Work instructions: Retype every entry word for word. Omit the pictures.

Material supplied:
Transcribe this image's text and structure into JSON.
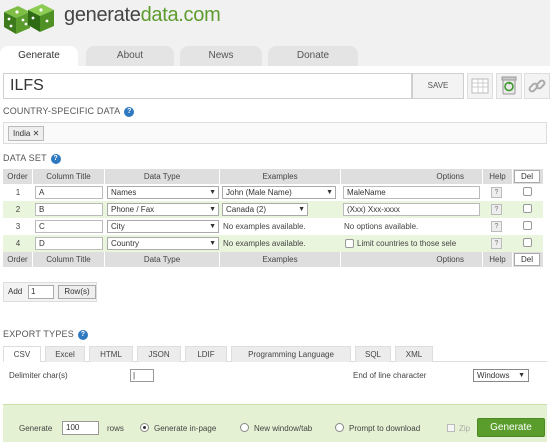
{
  "app": {
    "logo_prefix": "generate",
    "logo_suffix": "data.com"
  },
  "main_tabs": [
    "Generate",
    "About",
    "News",
    "Donate"
  ],
  "config": {
    "title_value": "ILFS",
    "save_label": "SAVE"
  },
  "country_section": {
    "label": "COUNTRY-SPECIFIC DATA",
    "selected": "India",
    "remove": "✕"
  },
  "dataset": {
    "label": "DATA SET",
    "columns": [
      "Order",
      "Column Title",
      "Data Type",
      "Examples",
      "Options",
      "Help",
      "Del"
    ],
    "rows": [
      {
        "order": "1",
        "title": "A",
        "type": "Names",
        "example": "John (Male Name)",
        "example_is_select": true,
        "options": "MaleName",
        "options_kind": "input"
      },
      {
        "order": "2",
        "title": "B",
        "type": "Phone / Fax",
        "example": "Canada (2)",
        "example_is_select": true,
        "options": "(Xxx) Xxx-xxxx",
        "options_kind": "input"
      },
      {
        "order": "3",
        "title": "C",
        "type": "City",
        "example": "No examples available.",
        "example_is_select": false,
        "options": "No options available.",
        "options_kind": "text"
      },
      {
        "order": "4",
        "title": "D",
        "type": "Country",
        "example": "No examples available.",
        "example_is_select": false,
        "options": "Limit countries to those sele",
        "options_kind": "checkbox"
      }
    ],
    "help_mark": "?",
    "del_label": "Del"
  },
  "add_rows": {
    "label": "Add",
    "count": "1",
    "button": "Row(s)"
  },
  "export": {
    "label": "EXPORT TYPES",
    "tabs": [
      "CSV",
      "Excel",
      "HTML",
      "JSON",
      "LDIF",
      "Programming Language",
      "SQL",
      "XML"
    ],
    "delimiter_label": "Delimiter char(s)",
    "delimiter_value": "|",
    "eol_label": "End of line character",
    "eol_value": "Windows"
  },
  "generate": {
    "label": "Generate",
    "rows": "100",
    "rows_suffix": "rows",
    "options": [
      "Generate in-page",
      "New window/tab",
      "Prompt to download"
    ],
    "zip_label": "Zip",
    "button": "Generate"
  },
  "colors": {
    "accent_green": "#5a9d2c",
    "row_alt": "#eaf5dd",
    "help_blue": "#2f79c0"
  }
}
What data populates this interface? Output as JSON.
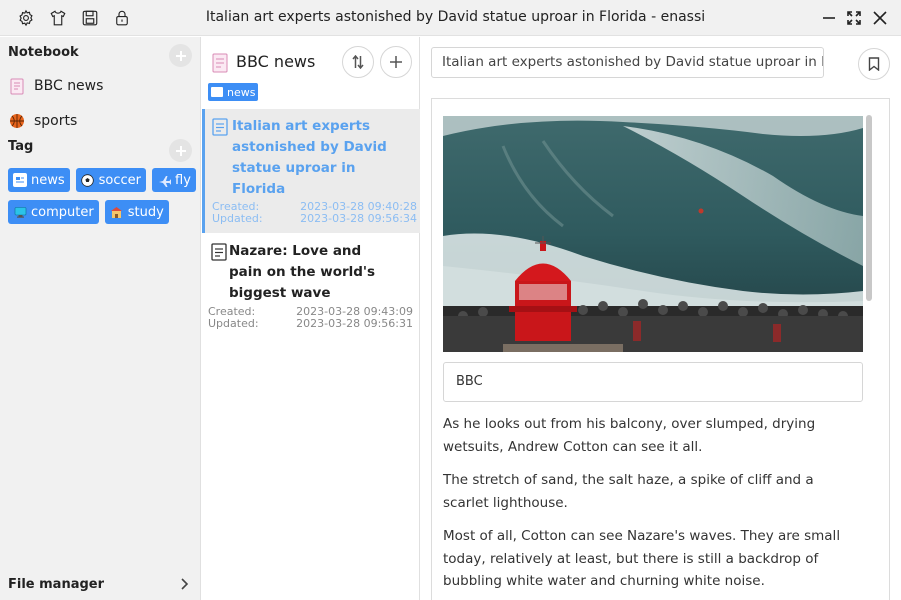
{
  "window": {
    "title": "Italian art experts astonished by David statue uproar in Florida - enassi"
  },
  "sidebar": {
    "notebook_heading": "Notebook",
    "notebooks": [
      {
        "label": "BBC news",
        "icon": "notebook-icon"
      },
      {
        "label": "sports",
        "icon": "basketball-icon"
      }
    ],
    "tag_heading": "Tag",
    "tags": [
      {
        "label": "news",
        "icon": "newspaper-icon"
      },
      {
        "label": "soccer",
        "icon": "soccer-ball-icon"
      },
      {
        "label": "fly",
        "icon": "airplane-icon"
      },
      {
        "label": "computer",
        "icon": "monitor-icon"
      },
      {
        "label": "study",
        "icon": "school-icon"
      }
    ],
    "file_manager_label": "File manager"
  },
  "note_list": {
    "notebook_title": "BBC news",
    "filter_tag": "news",
    "notes": [
      {
        "title": "Italian art experts astonished by David statue uproar in Florida",
        "created_label": "Created:",
        "created": "2023-03-28 09:40:28",
        "updated_label": "Updated:",
        "updated": "2023-03-28 09:56:34"
      },
      {
        "title": "Nazare: Love and pain on the world's biggest wave",
        "created_label": "Created:",
        "created": "2023-03-28 09:43:09",
        "updated_label": "Updated:",
        "updated": "2023-03-28 09:56:31"
      }
    ]
  },
  "editor": {
    "title_value": "Italian art experts astonished by David statue uproar in Florida",
    "caption": "BBC",
    "paragraphs": [
      "As he looks out from his balcony, over slumped, drying wetsuits, Andrew Cotton can see it all.",
      "The stretch of sand, the salt haze, a spike of cliff and a scarlet lighthouse.",
      "Most of all, Cotton can see Nazare's waves. They are small today, relatively at least, but there is still a backdrop of bubbling white water and churning white noise."
    ]
  },
  "colors": {
    "accent": "#3d8ef5",
    "active_title": "#5aa2ef",
    "sidebar_bg": "#f1f1f1"
  }
}
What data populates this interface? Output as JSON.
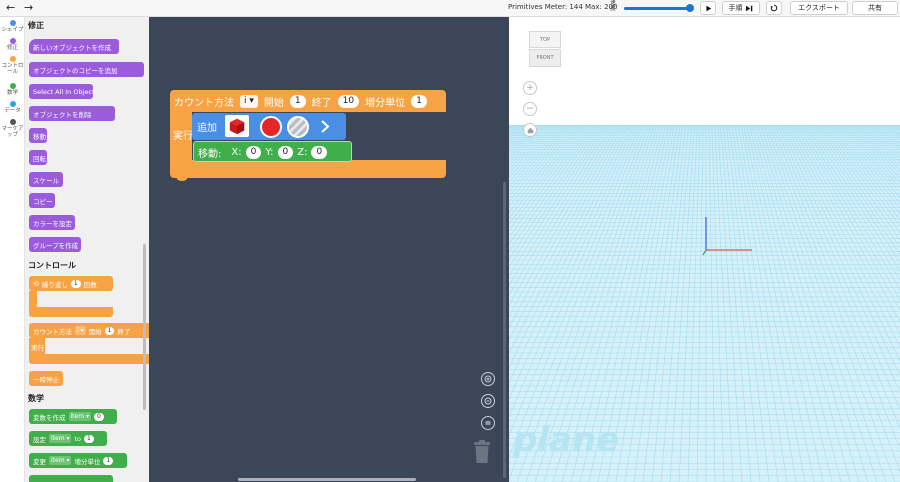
{
  "topbar": {
    "undo_icon": "undo-arrow-icon",
    "redo_icon": "redo-arrow-icon",
    "meter_text": "Primitives Meter: 144 Max: 200",
    "speed_label": "速度",
    "speed_value": 0.95,
    "play_icon": "play-icon",
    "step_label": "手順",
    "reset_icon": "reset-icon",
    "export_label": "エクスポート",
    "share_label": "共有"
  },
  "rail": {
    "items": [
      {
        "label": "シェイプ",
        "color": "#4a90e2"
      },
      {
        "label": "修正",
        "color": "#9a5cdb"
      },
      {
        "label": "コントロール",
        "color": "#f7a345"
      },
      {
        "label": "数学",
        "color": "#3fae4b"
      },
      {
        "label": "データ",
        "color": "#2fa3d6"
      },
      {
        "label": "マーケアップ",
        "color": "#555555"
      }
    ]
  },
  "flyout": {
    "sections": {
      "modify": "修正",
      "control": "コントロール",
      "math": "数学"
    },
    "modify_blocks": {
      "create_object": "新しいオブジェクトを作成",
      "add_copy": "オブジェクトのコピーを追加",
      "select_all": "Select All In Object",
      "delete_object": "オブジェクトを削除",
      "move": "移動",
      "rotate": "回転",
      "scale": "スケール",
      "copy": "コピー",
      "set_color": "カラーを設定",
      "create_group": "グループを作成"
    },
    "control_blocks": {
      "repeat": "繰り返し",
      "repeat_count": "1",
      "repeat_unit": "回数",
      "count_with": "カウント方法",
      "count_var": "i",
      "count_from": "開始",
      "count_from_val": "1",
      "count_to": "終了",
      "count_do": "実行",
      "pause": "一時停止"
    },
    "math_blocks": {
      "create_var": "変数を作成",
      "create_var_name": "item",
      "create_var_val": "0",
      "set": "設定",
      "set_var": "item",
      "set_to": "to",
      "set_val": "1",
      "change": "変更",
      "change_var": "item",
      "change_by": "増分単位",
      "change_val": "1"
    }
  },
  "workspace": {
    "loop": {
      "label": "カウント方法",
      "var": "i",
      "from_label": "開始",
      "from": "1",
      "to_label": "終了",
      "to": "10",
      "step_label": "増分単位",
      "step": "1",
      "do_label": "実行"
    },
    "add_block": {
      "label": "追加",
      "shape_icon": "red-cube-icon",
      "color": "#e52629",
      "color_icon": "red-color-swatch-icon",
      "material_icon": "striped-material-icon",
      "expand_icon": "chevron-right-icon"
    },
    "move_block": {
      "label": "移動:",
      "x_label": "X:",
      "x": "0",
      "y_label": "Y:",
      "y": "0",
      "z_label": "Z:",
      "z": "0"
    },
    "zoom_in_icon": "zoom-in-icon",
    "zoom_out_icon": "zoom-out-icon",
    "zoom_reset_icon": "zoom-reset-icon",
    "trash_icon": "trash-icon"
  },
  "viewport": {
    "view_cube_top": "TOP",
    "view_cube_front": "FRONT",
    "zoom_in_icon": "plus-icon",
    "zoom_out_icon": "minus-icon",
    "home_icon": "home-icon",
    "grid_watermark": "plane",
    "grid_color": "#a6dcef"
  }
}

Exercise answer:
Transcribe this image's text and structure into JSON.
{
  "app": {
    "logo_prefix": "generate",
    "logo_suffix": "data.com"
  },
  "main_tabs": [
    "Generate",
    "About",
    "News",
    "Donate"
  ],
  "config": {
    "title_value": "ILFS",
    "save_label": "SAVE"
  },
  "country_section": {
    "label": "COUNTRY-SPECIFIC DATA",
    "selected": "India",
    "remove": "✕"
  },
  "dataset": {
    "label": "DATA SET",
    "columns": [
      "Order",
      "Column Title",
      "Data Type",
      "Examples",
      "Options",
      "Help",
      "Del"
    ],
    "rows": [
      {
        "order": "1",
        "title": "A",
        "type": "Names",
        "example": "John (Male Name)",
        "example_is_select": true,
        "options": "MaleName",
        "options_kind": "input"
      },
      {
        "order": "2",
        "title": "B",
        "type": "Phone / Fax",
        "example": "Canada (2)",
        "example_is_select": true,
        "options": "(Xxx) Xxx-xxxx",
        "options_kind": "input"
      },
      {
        "order": "3",
        "title": "C",
        "type": "City",
        "example": "No examples available.",
        "example_is_select": false,
        "options": "No options available.",
        "options_kind": "text"
      },
      {
        "order": "4",
        "title": "D",
        "type": "Country",
        "example": "No examples available.",
        "example_is_select": false,
        "options": "Limit countries to those sele",
        "options_kind": "checkbox"
      }
    ],
    "help_mark": "?",
    "del_label": "Del"
  },
  "add_rows": {
    "label": "Add",
    "count": "1",
    "button": "Row(s)"
  },
  "export": {
    "label": "EXPORT TYPES",
    "tabs": [
      "CSV",
      "Excel",
      "HTML",
      "JSON",
      "LDIF",
      "Programming Language",
      "SQL",
      "XML"
    ],
    "delimiter_label": "Delimiter char(s)",
    "delimiter_value": "|",
    "eol_label": "End of line character",
    "eol_value": "Windows"
  },
  "generate": {
    "label": "Generate",
    "rows": "100",
    "rows_suffix": "rows",
    "options": [
      "Generate in-page",
      "New window/tab",
      "Prompt to download"
    ],
    "zip_label": "Zip",
    "button": "Generate"
  },
  "colors": {
    "accent_green": "#5a9d2c",
    "row_alt": "#eaf5dd",
    "help_blue": "#2f79c0"
  }
}
What data populates this interface? Output as JSON.
{
  "window": {
    "title": "Italian art experts astonished by David statue uproar in Florida - enassi"
  },
  "sidebar": {
    "notebook_heading": "Notebook",
    "notebooks": [
      {
        "label": "BBC news",
        "icon": "notebook-icon"
      },
      {
        "label": "sports",
        "icon": "basketball-icon"
      }
    ],
    "tag_heading": "Tag",
    "tags": [
      {
        "label": "news",
        "icon": "newspaper-icon"
      },
      {
        "label": "soccer",
        "icon": "soccer-ball-icon"
      },
      {
        "label": "fly",
        "icon": "airplane-icon"
      },
      {
        "label": "computer",
        "icon": "monitor-icon"
      },
      {
        "label": "study",
        "icon": "school-icon"
      }
    ],
    "file_manager_label": "File manager"
  },
  "note_list": {
    "notebook_title": "BBC news",
    "filter_tag": "news",
    "notes": [
      {
        "title": "Italian art experts astonished by David statue uproar in Florida",
        "created_label": "Created:",
        "created": "2023-03-28 09:40:28",
        "updated_label": "Updated:",
        "updated": "2023-03-28 09:56:34"
      },
      {
        "title": "Nazare: Love and pain on the world's biggest wave",
        "created_label": "Created:",
        "created": "2023-03-28 09:43:09",
        "updated_label": "Updated:",
        "updated": "2023-03-28 09:56:31"
      }
    ]
  },
  "editor": {
    "title_value": "Italian art experts astonished by David statue uproar in Florida",
    "caption": "BBC",
    "paragraphs": [
      "As he looks out from his balcony, over slumped, drying wetsuits, Andrew Cotton can see it all.",
      "The stretch of sand, the salt haze, a spike of cliff and a scarlet lighthouse.",
      "Most of all, Cotton can see Nazare's waves. They are small today, relatively at least, but there is still a backdrop of bubbling white water and churning white noise."
    ]
  },
  "colors": {
    "accent": "#3d8ef5",
    "active_title": "#5aa2ef",
    "sidebar_bg": "#f1f1f1"
  }
}
What data populates this interface? Output as JSON.
{
  "topbar": {
    "undo_icon": "undo-arrow-icon",
    "redo_icon": "redo-arrow-icon",
    "meter_text": "Primitives Meter: 144 Max: 200",
    "speed_label": "速度",
    "speed_value": 0.95,
    "play_icon": "play-icon",
    "step_label": "手順",
    "reset_icon": "reset-icon",
    "export_label": "エクスポート",
    "share_label": "共有"
  },
  "rail": {
    "items": [
      {
        "label": "シェイプ",
        "color": "#4a90e2"
      },
      {
        "label": "修正",
        "color": "#9a5cdb"
      },
      {
        "label": "コントロール",
        "color": "#f7a345"
      },
      {
        "label": "数学",
        "color": "#3fae4b"
      },
      {
        "label": "データ",
        "color": "#2fa3d6"
      },
      {
        "label": "マーケアップ",
        "color": "#555555"
      }
    ]
  },
  "flyout": {
    "sections": {
      "modify": "修正",
      "control": "コントロール",
      "math": "数学"
    },
    "modify_blocks": {
      "create_object": "新しいオブジェクトを作成",
      "add_copy": "オブジェクトのコピーを追加",
      "select_all": "Select All In Object",
      "delete_object": "オブジェクトを削除",
      "move": "移動",
      "rotate": "回転",
      "scale": "スケール",
      "copy": "コピー",
      "set_color": "カラーを設定",
      "create_group": "グループを作成"
    },
    "control_blocks": {
      "repeat": "繰り返し",
      "repeat_count": "1",
      "repeat_unit": "回数",
      "count_with": "カウント方法",
      "count_var": "i",
      "count_from": "開始",
      "count_from_val": "1",
      "count_to": "終了",
      "count_do": "実行",
      "pause": "一時停止"
    },
    "math_blocks": {
      "create_var": "変数を作成",
      "create_var_name": "item",
      "create_var_val": "0",
      "set": "設定",
      "set_var": "item",
      "set_to": "to",
      "set_val": "1",
      "change": "変更",
      "change_var": "item",
      "change_by": "増分単位",
      "change_val": "1"
    }
  },
  "workspace": {
    "loop": {
      "label": "カウント方法",
      "var": "i",
      "from_label": "開始",
      "from": "1",
      "to_label": "終了",
      "to": "10",
      "step_label": "増分単位",
      "step": "1",
      "do_label": "実行"
    },
    "add_block": {
      "label": "追加",
      "shape_icon": "red-cube-icon",
      "color": "#e52629",
      "color_icon": "red-color-swatch-icon",
      "material_icon": "striped-material-icon",
      "expand_icon": "chevron-right-icon"
    },
    "move_block": {
      "label": "移動:",
      "x_label": "X:",
      "x": "0",
      "y_label": "Y:",
      "y": "0",
      "z_label": "Z:",
      "z": "0"
    },
    "zoom_in_icon": "zoom-in-icon",
    "zoom_out_icon": "zoom-out-icon",
    "zoom_reset_icon": "zoom-reset-icon",
    "trash_icon": "trash-icon"
  },
  "viewport": {
    "view_cube_top": "TOP",
    "view_cube_front": "FRONT",
    "zoom_in_icon": "plus-icon",
    "zoom_out_icon": "minus-icon",
    "home_icon": "home-icon",
    "grid_watermark": "plane",
    "grid_color": "#a6dcef"
  }
}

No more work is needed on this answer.